§ **Problem details**
Set down the data again exactly. Pictures are not part of the copy.

Page and application data records
==========

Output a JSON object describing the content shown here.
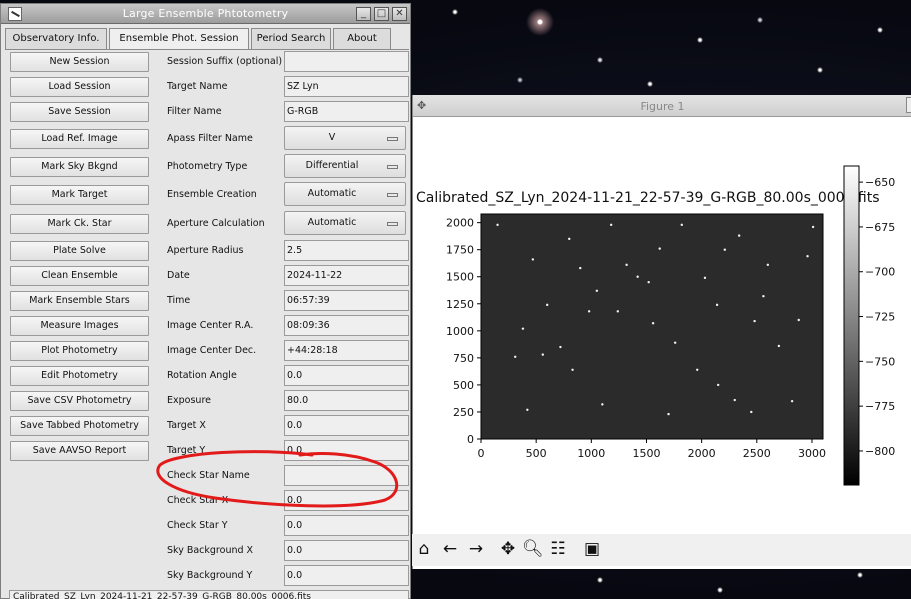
{
  "photometry_window": {
    "title": "Large Ensemble Phtotometry",
    "window_buttons": {
      "minimize": "_",
      "maximize": "□",
      "close": "✕"
    },
    "tabs": [
      {
        "label": "Observatory Info."
      },
      {
        "label": "Ensemble Phot. Session"
      },
      {
        "label": "Period Search"
      },
      {
        "label": "About"
      }
    ],
    "buttons": [
      "New Session",
      "Load Session",
      "Save Session",
      "Load Ref. Image",
      "Mark Sky Bkgnd",
      "Mark Target",
      "Mark Ck. Star",
      "Plate Solve",
      "Clean Ensemble",
      "Mark Ensemble Stars",
      "Measure Images",
      "Plot Photometry",
      "Edit Photometry",
      "Save CSV Photometry",
      "Save Tabbed Photometry",
      "Save AAVSO Report"
    ],
    "fields": {
      "session_suffix": {
        "label": "Session Suffix (optional)",
        "value": ""
      },
      "target_name": {
        "label": "Target Name",
        "value": "SZ Lyn"
      },
      "filter_name": {
        "label": "Filter Name",
        "value": "G-RGB"
      },
      "apass_filter": {
        "label": "Apass Filter Name",
        "value": "V"
      },
      "photometry_type": {
        "label": "Photometry Type",
        "value": "Differential"
      },
      "ensemble_creation": {
        "label": "Ensemble Creation",
        "value": "Automatic"
      },
      "aperture_calc": {
        "label": "Aperture Calculation",
        "value": "Automatic"
      },
      "aperture_radius": {
        "label": "Aperture Radius",
        "value": "2.5"
      },
      "date": {
        "label": "Date",
        "value": "2024-11-22"
      },
      "time": {
        "label": "Time",
        "value": "06:57:39"
      },
      "center_ra": {
        "label": "Image Center R.A.",
        "value": "08:09:36"
      },
      "center_dec": {
        "label": "Image Center Dec.",
        "value": "+44:28:18"
      },
      "rotation": {
        "label": "Rotation Angle",
        "value": "0.0"
      },
      "exposure": {
        "label": "Exposure",
        "value": "80.0"
      },
      "target_x": {
        "label": "Target X",
        "value": "0.0"
      },
      "target_y": {
        "label": "Target Y",
        "value": "0.0"
      },
      "check_star_name": {
        "label": "Check Star Name",
        "value": ""
      },
      "check_star_x": {
        "label": "Check Star X",
        "value": "0.0"
      },
      "check_star_y": {
        "label": "Check Star Y",
        "value": "0.0"
      },
      "sky_bg_x": {
        "label": "Sky Background X",
        "value": "0.0"
      },
      "sky_bg_y": {
        "label": "Sky Background Y",
        "value": "0.0"
      }
    },
    "status_text": "Calibrated_SZ_Lyn_2024-11-21_22-57-39_G-RGB_80.00s_0006.fits"
  },
  "figure_window": {
    "title": "Figure 1",
    "plot_title": "Calibrated_SZ_Lyn_2024-11-21_22-57-39_G-RGB_80.00s_0006.fits",
    "toolbar_icons": [
      "home-icon",
      "back-icon",
      "forward-icon",
      "pan-icon",
      "zoom-icon",
      "configure-subplots-icon",
      "save-icon"
    ]
  },
  "chart_data": {
    "type": "heatmap",
    "title": "Calibrated_SZ_Lyn_2024-11-21_22-57-39_G-RGB_80.00s_0006.fits",
    "x_ticks": [
      0,
      500,
      1000,
      1500,
      2000,
      2500,
      3000
    ],
    "y_ticks": [
      0,
      250,
      500,
      750,
      1000,
      1250,
      1500,
      1750,
      2000
    ],
    "xlim": [
      0,
      3100
    ],
    "ylim": [
      0,
      2080
    ],
    "colorbar": {
      "ticks": [
        -650,
        -675,
        -700,
        -725,
        -750,
        -775,
        -800
      ],
      "range": [
        -819,
        -641
      ],
      "colormap": "gray"
    },
    "stars": [
      [
        150,
        1980
      ],
      [
        310,
        760
      ],
      [
        560,
        780
      ],
      [
        830,
        640
      ],
      [
        900,
        1580
      ],
      [
        1050,
        1370
      ],
      [
        1420,
        1500
      ],
      [
        1520,
        1450
      ],
      [
        1560,
        1070
      ],
      [
        1240,
        1180
      ],
      [
        2030,
        1490
      ],
      [
        2210,
        1750
      ],
      [
        2960,
        1690
      ],
      [
        2600,
        1610
      ],
      [
        2480,
        1090
      ],
      [
        2300,
        360
      ],
      [
        2150,
        500
      ],
      [
        1700,
        230
      ],
      [
        1100,
        320
      ],
      [
        420,
        270
      ],
      [
        720,
        850
      ],
      [
        980,
        1180
      ],
      [
        2450,
        250
      ],
      [
        2820,
        350
      ],
      [
        600,
        1240
      ],
      [
        1820,
        1980
      ],
      [
        2700,
        860
      ],
      [
        3010,
        1960
      ],
      [
        1320,
        1610
      ],
      [
        1760,
        890
      ],
      [
        2560,
        1320
      ],
      [
        380,
        1020
      ],
      [
        1180,
        1980
      ],
      [
        2880,
        1100
      ],
      [
        1960,
        640
      ],
      [
        800,
        1850
      ],
      [
        2140,
        1240
      ],
      [
        470,
        1660
      ],
      [
        1620,
        1760
      ],
      [
        2340,
        1880
      ]
    ]
  }
}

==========

§ **Reply to the task**
Output a JSON object describing the content shown here.
{
  "photometry_window": {
    "title": "Large Ensemble Phtotometry",
    "window_buttons": {
      "minimize": "_",
      "maximize": "□",
      "close": "✕"
    },
    "tabs": [
      {
        "label": "Observatory Info."
      },
      {
        "label": "Ensemble Phot. Session"
      },
      {
        "label": "Period Search"
      },
      {
        "label": "About"
      }
    ],
    "buttons": [
      "New Session",
      "Load Session",
      "Save Session",
      "Load Ref. Image",
      "Mark Sky Bkgnd",
      "Mark Target",
      "Mark Ck. Star",
      "Plate Solve",
      "Clean Ensemble",
      "Mark Ensemble Stars",
      "Measure Images",
      "Plot Photometry",
      "Edit Photometry",
      "Save CSV Photometry",
      "Save Tabbed Photometry",
      "Save AAVSO Report"
    ],
    "fields": {
      "session_suffix": {
        "label": "Session Suffix (optional)",
        "value": ""
      },
      "target_name": {
        "label": "Target Name",
        "value": "SZ Lyn"
      },
      "filter_name": {
        "label": "Filter Name",
        "value": "G-RGB"
      },
      "apass_filter": {
        "label": "Apass Filter Name",
        "value": "V"
      },
      "photometry_type": {
        "label": "Photometry Type",
        "value": "Differential"
      },
      "ensemble_creation": {
        "label": "Ensemble Creation",
        "value": "Automatic"
      },
      "aperture_calc": {
        "label": "Aperture Calculation",
        "value": "Automatic"
      },
      "aperture_radius": {
        "label": "Aperture Radius",
        "value": "2.5"
      },
      "date": {
        "label": "Date",
        "value": "2024-11-22"
      },
      "time": {
        "label": "Time",
        "value": "06:57:39"
      },
      "center_ra": {
        "label": "Image Center R.A.",
        "value": "08:09:36"
      },
      "center_dec": {
        "label": "Image Center Dec.",
        "value": "+44:28:18"
      },
      "rotation": {
        "label": "Rotation Angle",
        "value": "0.0"
      },
      "exposure": {
        "label": "Exposure",
        "value": "80.0"
      },
      "target_x": {
        "label": "Target X",
        "value": "0.0"
      },
      "target_y": {
        "label": "Target Y",
        "value": "0.0"
      },
      "check_star_name": {
        "label": "Check Star Name",
        "value": ""
      },
      "check_star_x": {
        "label": "Check Star X",
        "value": "0.0"
      },
      "check_star_y": {
        "label": "Check Star Y",
        "value": "0.0"
      },
      "sky_bg_x": {
        "label": "Sky Background X",
        "value": "0.0"
      },
      "sky_bg_y": {
        "label": "Sky Background Y",
        "value": "0.0"
      }
    },
    "status_text": "Calibrated_SZ_Lyn_2024-11-21_22-57-39_G-RGB_80.00s_0006.fits"
  },
  "figure_window": {
    "title": "Figure 1",
    "plot_title": "Calibrated_SZ_Lyn_2024-11-21_22-57-39_G-RGB_80.00s_0006.fits",
    "toolbar_icons": [
      "home-icon",
      "back-icon",
      "forward-icon",
      "pan-icon",
      "zoom-icon",
      "configure-subplots-icon",
      "save-icon"
    ]
  },
  "chart_data": {
    "type": "heatmap",
    "title": "Calibrated_SZ_Lyn_2024-11-21_22-57-39_G-RGB_80.00s_0006.fits",
    "x_ticks": [
      0,
      500,
      1000,
      1500,
      2000,
      2500,
      3000
    ],
    "y_ticks": [
      0,
      250,
      500,
      750,
      1000,
      1250,
      1500,
      1750,
      2000
    ],
    "xlim": [
      0,
      3100
    ],
    "ylim": [
      0,
      2080
    ],
    "colorbar": {
      "ticks": [
        -650,
        -675,
        -700,
        -725,
        -750,
        -775,
        -800
      ],
      "range": [
        -819,
        -641
      ],
      "colormap": "gray"
    },
    "stars": [
      [
        150,
        1980
      ],
      [
        310,
        760
      ],
      [
        560,
        780
      ],
      [
        830,
        640
      ],
      [
        900,
        1580
      ],
      [
        1050,
        1370
      ],
      [
        1420,
        1500
      ],
      [
        1520,
        1450
      ],
      [
        1560,
        1070
      ],
      [
        1240,
        1180
      ],
      [
        2030,
        1490
      ],
      [
        2210,
        1750
      ],
      [
        2960,
        1690
      ],
      [
        2600,
        1610
      ],
      [
        2480,
        1090
      ],
      [
        2300,
        360
      ],
      [
        2150,
        500
      ],
      [
        1700,
        230
      ],
      [
        1100,
        320
      ],
      [
        420,
        270
      ],
      [
        720,
        850
      ],
      [
        980,
        1180
      ],
      [
        2450,
        250
      ],
      [
        2820,
        350
      ],
      [
        600,
        1240
      ],
      [
        1820,
        1980
      ],
      [
        2700,
        860
      ],
      [
        3010,
        1960
      ],
      [
        1320,
        1610
      ],
      [
        1760,
        890
      ],
      [
        2560,
        1320
      ],
      [
        380,
        1020
      ],
      [
        1180,
        1980
      ],
      [
        2880,
        1100
      ],
      [
        1960,
        640
      ],
      [
        800,
        1850
      ],
      [
        2140,
        1240
      ],
      [
        470,
        1660
      ],
      [
        1620,
        1760
      ],
      [
        2340,
        1880
      ]
    ]
  }
}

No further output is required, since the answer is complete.